→ **Work item**
Pull every line holding the word "icon" from the data below and copy it.

Web page and app entries
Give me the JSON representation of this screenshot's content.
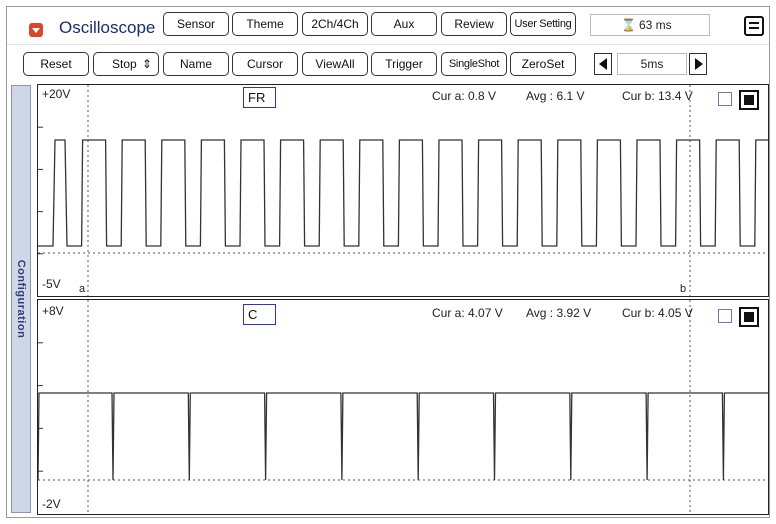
{
  "app": {
    "title": "Oscilloscope",
    "icon": "dropdown-icon",
    "accent": "#d9472b"
  },
  "toolbar1": {
    "buttons": [
      "Sensor",
      "Theme",
      "2Ch/4Ch",
      "Aux",
      "Review",
      "User Setting"
    ],
    "timer": "63 ms",
    "timer_icon": "hourglass-icon"
  },
  "toolbar2": {
    "buttons": [
      "Reset",
      "Stop",
      "Name",
      "Cursor",
      "ViewAll",
      "Trigger",
      "SingleShot",
      "ZeroSet"
    ],
    "stop_spin": "⇕",
    "timebase": "5ms"
  },
  "side_tab": "Configuration",
  "channels": [
    {
      "name": "FR",
      "scale_top": "+20V",
      "scale_bottom": "-5V",
      "cur_a": "Cur a: 0.8 V",
      "avg": "Avg  : 6.1 V",
      "cur_b": "Cur b: 13.4 V",
      "cursor_a_label": "a",
      "cursor_b_label": "b",
      "trace_color": "#333333"
    },
    {
      "name": "C",
      "scale_top": "+8V",
      "scale_bottom": "-2V",
      "cur_a": "Cur a: 4.07 V",
      "avg": "Avg  : 3.92 V",
      "cur_b": "Cur b: 4.05 V",
      "trace_color": "#333333"
    }
  ]
}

→ **Response**
    "icon": "dropdown-icon",
    "timer_icon": "hourglass-icon"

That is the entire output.